You Will Know Me - Megan Abbott Page 0,1

Senior Elite status and everyone would finally see.

“Because look at her,” he said. “Just look at our once-and-future champ.”

And Katie did, peering through the candy-colored crowd at the poppy and cobalt of Devon’s jacket’s sparkling BelStars logo.

Less than five feet tall, a hard, smooth shell of a body. Hipless, breastless still, but the way she’d transformed her body in the last two years, thighs like trunks, shoulders and biceps straining her tank-top straps, staggered Katie.

“The world is hers now. Is yours. Is ours,” Teddy said, his face animated, and then diving in for a loud rummy smack of a kiss flush on Katie’s lips. “Just like I promised, Katie-did!”

Had that really happened?

It had, and it all made sense that night, the holy consummation of everything.

“I wish I could do what you do,” Kirsten Siefert kept saying to Katie. “I want it for Jordan. I want to know everything you did. If it’s not too late. Have you seen Jordan’s breasts? But Tansy’s only seven…”

The music boomed louder, and soon enough the adults started dancing, taking over the playlist from the endless thump and squeal of teen pop and club music, playing every song they’d loved fifteen years before, every opening chord releasing a chorus of Yeahs and Oh God, remember?

And there was that remarkable conversation with the booster vice president, Molly Chu.

In front of the ladies’ room, capri-panted, soft-shouldered Molly—who rarely talked about anything but gymnastics and carpooling—leaned close and told Katie how, when she was a little girl, all she wanted was to be a majorette, like Erica Neubauer, the prettiest girl at Shelby West High.

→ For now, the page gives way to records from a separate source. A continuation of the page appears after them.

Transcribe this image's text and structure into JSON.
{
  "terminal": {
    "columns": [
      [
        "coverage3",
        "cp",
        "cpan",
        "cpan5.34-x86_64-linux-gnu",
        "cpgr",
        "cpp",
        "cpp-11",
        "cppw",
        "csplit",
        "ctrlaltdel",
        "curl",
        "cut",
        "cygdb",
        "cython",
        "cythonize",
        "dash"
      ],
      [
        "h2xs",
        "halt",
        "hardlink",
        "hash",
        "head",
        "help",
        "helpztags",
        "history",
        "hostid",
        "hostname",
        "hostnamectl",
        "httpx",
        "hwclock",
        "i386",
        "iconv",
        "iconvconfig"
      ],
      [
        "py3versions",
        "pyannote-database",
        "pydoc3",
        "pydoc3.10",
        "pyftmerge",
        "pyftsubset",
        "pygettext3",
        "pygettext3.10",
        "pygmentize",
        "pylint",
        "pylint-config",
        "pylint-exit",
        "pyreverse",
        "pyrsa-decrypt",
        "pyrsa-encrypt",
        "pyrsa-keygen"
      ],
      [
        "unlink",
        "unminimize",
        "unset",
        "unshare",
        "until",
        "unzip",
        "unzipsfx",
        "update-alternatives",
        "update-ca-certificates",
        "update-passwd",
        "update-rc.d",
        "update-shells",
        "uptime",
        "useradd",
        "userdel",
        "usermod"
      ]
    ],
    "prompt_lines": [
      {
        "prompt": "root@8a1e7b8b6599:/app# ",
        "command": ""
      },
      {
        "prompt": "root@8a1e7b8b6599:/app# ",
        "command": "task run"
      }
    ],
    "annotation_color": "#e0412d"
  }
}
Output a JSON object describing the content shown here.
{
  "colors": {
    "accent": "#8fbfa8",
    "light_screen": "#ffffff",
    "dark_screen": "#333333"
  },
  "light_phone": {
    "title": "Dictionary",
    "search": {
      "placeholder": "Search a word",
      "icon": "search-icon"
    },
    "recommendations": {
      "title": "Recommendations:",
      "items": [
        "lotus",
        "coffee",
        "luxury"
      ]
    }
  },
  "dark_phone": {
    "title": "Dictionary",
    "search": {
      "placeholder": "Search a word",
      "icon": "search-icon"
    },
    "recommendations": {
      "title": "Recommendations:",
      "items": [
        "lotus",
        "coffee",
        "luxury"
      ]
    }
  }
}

“I used to watch her in all the parades, marching in those red-tassel booties, hurling her batons up to heaven,” she said, giggling like a girl. “I remember watching her and thinking: That is all I want.”

And she told Katie how she’d stolen a piece of pipe from her father’s tool bench, sprayed it silver, and jabbed a cork on one end.

“I’d twirl in the front yard for hours,” she said. “It looked like a pinwheel in the sun.”

She glanced at Katie, her eyes filling.

“Remember that kind of wanting? That kind that’s just for yourself? And you don’t even have to feel guilty about it? You wouldn’t know to.”

Katie nodded and nodded and nodded, because it felt true even if she couldn’t name the thing she’d wanted. But something. Looking around, she wondered, Is it this?

In front of them, a group of the littlest girls, still in their leotards—they never liked to take them off—started dancing in a circle together, chins lifted high and faces pink like ice cream.

“It’s free then,” Molly said, watching the girls, tilting her head and blinking fast. “It’s never free again.”

“What?” Katie said, because she’d lost the thread, if she’d ever had it. “What?”

But the music swallowed them, and then someone brought out a tray of shots, flaming.

Later, she found herself dancing with Eric (which hadn’t happened in years, since that night they’d snuck to the hotel bar after a TOPs meet, Devon and Drew asleep upstairs, that lounge singer inexplicably crooning “Smells Like Teen Spirit”).

Eric had always been a terrific dancer, and the championship and the lanterned loveliness of the old catering hall—they all enlivened him, his smile and his fingers moving so delicately, his arm grabbing her so firmly, and didn’t everyone in the hall look at them?

A thought came to her rum-soaked head: He’s never loved me more than this. Because of Devon. Because of Devon. Something else I owe Devon.

But they were changing partners, and Molly, who would later pass out in the wrong car,